Four members of the organization took in the workout, which featured potential first round prospect Kevin Johnson, a cover corner who previously lit up Indianapolis with his athleticism. In all, 23 NFL scouts, coaches and executives took in the workout.
Scouts are wary of hailed improvements and once-in-a-lifetime performances at on-campus pro days, and you should be too. NFLDraftScout.com publisher Frank Cooney breaks down how teams dissect pro day numbers.
While teams selecting in the top 10 are in position to nab potential building blocks, perennial playoff contenders like Baltimore, Dallas, Seattle and New England could use the draft to find cheap alternatives to expensive veterans. No club appears to be in better position to fill a key area of need than the Packers.
A broken right thumb discovered by NFL doctors just hours before he was to begin competing the the 2015 Combine limited Washington State's Vince Mayle during drills. The 6-foot-2, 224 pound Senior Bowl invite led all Combine participants with an average of 123.6 receiving yards per game last season.
Ever watched an offensive lineman run the 40-yard dash and wonder what -- if anything -- NFL scouts would learned from the test?
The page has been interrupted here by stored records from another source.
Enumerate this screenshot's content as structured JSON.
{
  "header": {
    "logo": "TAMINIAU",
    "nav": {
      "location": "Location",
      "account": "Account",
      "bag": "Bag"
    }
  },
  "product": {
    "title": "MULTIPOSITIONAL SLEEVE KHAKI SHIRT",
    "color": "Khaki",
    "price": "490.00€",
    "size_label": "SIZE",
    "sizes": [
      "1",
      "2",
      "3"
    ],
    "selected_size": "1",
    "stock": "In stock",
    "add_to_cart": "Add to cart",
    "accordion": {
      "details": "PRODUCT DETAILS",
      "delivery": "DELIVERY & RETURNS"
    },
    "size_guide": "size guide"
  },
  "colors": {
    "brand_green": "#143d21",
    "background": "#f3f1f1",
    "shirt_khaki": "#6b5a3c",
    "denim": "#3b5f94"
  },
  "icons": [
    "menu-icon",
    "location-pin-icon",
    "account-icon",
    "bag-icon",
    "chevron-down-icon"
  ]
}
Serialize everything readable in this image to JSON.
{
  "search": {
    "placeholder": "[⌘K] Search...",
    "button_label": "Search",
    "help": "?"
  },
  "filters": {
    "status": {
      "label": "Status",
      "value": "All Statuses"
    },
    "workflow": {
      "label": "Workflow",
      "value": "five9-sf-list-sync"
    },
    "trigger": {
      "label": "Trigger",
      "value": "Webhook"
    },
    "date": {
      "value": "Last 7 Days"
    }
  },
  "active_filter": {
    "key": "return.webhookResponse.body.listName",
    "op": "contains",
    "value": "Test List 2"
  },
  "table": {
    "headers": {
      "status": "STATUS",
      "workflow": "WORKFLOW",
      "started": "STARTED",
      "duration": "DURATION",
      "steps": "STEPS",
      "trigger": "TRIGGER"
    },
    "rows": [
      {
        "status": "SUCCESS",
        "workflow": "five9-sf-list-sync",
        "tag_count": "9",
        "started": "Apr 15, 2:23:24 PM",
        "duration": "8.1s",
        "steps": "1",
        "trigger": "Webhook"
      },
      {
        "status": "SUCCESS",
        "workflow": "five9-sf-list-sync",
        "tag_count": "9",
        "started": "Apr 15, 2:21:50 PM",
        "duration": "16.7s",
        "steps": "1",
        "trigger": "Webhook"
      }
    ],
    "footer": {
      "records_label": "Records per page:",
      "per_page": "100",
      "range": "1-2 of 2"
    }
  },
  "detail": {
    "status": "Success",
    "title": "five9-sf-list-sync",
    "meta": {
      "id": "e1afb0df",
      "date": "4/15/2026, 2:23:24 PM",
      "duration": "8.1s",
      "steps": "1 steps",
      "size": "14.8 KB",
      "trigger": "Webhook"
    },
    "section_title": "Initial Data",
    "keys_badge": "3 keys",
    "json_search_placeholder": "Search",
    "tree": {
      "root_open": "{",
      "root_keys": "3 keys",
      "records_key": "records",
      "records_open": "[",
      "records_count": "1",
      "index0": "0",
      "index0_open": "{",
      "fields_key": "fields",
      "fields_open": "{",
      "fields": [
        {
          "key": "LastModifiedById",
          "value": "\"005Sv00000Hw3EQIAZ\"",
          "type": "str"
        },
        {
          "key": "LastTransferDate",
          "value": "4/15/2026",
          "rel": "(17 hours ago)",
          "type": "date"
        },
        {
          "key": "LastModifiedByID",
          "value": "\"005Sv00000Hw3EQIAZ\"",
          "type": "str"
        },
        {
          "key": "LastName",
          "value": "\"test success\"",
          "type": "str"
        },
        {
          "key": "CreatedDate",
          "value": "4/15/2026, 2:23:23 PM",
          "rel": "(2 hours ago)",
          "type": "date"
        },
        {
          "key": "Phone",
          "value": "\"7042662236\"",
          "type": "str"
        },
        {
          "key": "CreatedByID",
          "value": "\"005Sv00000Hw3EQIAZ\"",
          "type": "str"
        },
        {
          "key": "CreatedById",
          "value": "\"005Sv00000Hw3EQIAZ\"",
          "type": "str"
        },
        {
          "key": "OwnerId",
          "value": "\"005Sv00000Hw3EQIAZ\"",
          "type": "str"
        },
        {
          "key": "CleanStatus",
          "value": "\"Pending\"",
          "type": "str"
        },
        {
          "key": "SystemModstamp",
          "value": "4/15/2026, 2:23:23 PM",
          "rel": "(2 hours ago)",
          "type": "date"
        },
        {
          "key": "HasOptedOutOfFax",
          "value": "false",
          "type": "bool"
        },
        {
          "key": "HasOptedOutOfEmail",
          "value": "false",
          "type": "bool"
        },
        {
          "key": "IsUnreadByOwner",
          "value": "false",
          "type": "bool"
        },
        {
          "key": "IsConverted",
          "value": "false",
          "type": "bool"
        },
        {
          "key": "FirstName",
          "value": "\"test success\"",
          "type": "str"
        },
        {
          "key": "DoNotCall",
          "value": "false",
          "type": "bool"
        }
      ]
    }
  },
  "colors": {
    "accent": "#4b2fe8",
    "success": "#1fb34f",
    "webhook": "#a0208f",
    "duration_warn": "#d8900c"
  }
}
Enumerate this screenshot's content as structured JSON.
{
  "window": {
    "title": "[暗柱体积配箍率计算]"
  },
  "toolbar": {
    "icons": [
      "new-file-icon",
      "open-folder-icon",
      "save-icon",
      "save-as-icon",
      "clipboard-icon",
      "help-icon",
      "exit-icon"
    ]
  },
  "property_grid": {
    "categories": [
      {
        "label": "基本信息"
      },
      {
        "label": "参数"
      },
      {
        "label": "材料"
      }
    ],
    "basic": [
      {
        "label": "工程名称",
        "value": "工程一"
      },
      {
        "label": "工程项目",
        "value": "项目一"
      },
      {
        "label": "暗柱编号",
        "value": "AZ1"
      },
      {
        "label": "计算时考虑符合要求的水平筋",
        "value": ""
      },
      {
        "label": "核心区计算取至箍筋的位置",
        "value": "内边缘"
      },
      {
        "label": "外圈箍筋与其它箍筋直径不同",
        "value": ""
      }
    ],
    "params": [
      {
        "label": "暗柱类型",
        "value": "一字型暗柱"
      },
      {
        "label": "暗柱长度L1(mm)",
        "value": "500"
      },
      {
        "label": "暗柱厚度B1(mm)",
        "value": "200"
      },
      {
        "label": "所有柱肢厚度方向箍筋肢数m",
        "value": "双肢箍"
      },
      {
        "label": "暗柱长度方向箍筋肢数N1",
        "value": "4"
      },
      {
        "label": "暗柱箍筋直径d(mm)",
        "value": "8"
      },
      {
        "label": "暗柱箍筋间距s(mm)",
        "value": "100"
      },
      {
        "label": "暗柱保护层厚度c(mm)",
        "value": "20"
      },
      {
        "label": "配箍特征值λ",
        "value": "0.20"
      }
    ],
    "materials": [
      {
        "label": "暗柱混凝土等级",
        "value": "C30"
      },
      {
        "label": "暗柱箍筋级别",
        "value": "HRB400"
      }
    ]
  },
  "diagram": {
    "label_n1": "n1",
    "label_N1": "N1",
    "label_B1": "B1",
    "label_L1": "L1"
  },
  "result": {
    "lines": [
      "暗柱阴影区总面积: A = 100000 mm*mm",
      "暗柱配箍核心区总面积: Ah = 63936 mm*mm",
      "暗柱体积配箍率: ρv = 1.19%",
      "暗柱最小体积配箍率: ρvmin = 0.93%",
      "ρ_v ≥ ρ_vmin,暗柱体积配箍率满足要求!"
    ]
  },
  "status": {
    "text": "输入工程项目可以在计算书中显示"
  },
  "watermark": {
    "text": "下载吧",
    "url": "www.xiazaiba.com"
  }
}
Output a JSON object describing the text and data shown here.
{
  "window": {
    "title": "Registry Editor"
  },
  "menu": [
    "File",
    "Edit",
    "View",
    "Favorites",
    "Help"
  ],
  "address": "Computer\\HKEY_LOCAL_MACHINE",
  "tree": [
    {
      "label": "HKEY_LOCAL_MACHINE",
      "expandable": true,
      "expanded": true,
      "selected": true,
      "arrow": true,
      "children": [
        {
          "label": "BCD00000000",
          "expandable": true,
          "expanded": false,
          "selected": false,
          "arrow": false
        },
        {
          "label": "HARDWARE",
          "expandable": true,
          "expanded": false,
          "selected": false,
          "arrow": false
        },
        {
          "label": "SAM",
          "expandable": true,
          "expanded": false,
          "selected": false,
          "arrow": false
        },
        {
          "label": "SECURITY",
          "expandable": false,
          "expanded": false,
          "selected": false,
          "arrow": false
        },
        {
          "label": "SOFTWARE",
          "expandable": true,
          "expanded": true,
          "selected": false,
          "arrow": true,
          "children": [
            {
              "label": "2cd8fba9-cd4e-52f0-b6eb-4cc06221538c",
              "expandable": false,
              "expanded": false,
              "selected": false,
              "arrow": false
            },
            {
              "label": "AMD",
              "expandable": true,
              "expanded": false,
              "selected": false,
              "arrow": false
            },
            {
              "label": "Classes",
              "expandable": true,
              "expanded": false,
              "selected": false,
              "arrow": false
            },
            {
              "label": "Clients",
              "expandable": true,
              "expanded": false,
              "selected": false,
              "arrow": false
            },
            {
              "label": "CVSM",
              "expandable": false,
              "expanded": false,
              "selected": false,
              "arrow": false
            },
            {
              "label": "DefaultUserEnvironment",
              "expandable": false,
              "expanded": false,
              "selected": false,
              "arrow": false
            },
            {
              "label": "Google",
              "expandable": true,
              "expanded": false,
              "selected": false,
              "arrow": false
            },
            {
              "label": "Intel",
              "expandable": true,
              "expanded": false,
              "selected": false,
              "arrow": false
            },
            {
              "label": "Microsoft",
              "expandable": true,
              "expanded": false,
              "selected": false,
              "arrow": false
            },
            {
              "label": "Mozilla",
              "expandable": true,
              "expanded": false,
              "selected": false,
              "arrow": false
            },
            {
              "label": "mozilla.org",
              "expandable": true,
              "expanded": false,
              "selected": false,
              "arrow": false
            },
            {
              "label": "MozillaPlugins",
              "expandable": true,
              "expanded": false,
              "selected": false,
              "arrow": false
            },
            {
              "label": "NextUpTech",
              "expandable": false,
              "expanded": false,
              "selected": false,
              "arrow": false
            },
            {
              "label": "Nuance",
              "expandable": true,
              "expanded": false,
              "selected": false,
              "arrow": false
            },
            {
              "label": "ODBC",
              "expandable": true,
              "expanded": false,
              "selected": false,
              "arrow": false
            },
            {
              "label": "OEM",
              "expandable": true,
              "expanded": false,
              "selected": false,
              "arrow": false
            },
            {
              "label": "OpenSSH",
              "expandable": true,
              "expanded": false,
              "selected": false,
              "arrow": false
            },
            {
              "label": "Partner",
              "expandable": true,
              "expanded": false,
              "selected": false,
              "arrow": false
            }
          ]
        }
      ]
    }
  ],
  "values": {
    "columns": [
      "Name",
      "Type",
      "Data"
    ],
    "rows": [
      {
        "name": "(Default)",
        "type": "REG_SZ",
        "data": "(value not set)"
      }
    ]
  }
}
Apparently, some scouts are questioning the validity of the workouts, as well and the league is considering altering the drills to make them more position specific.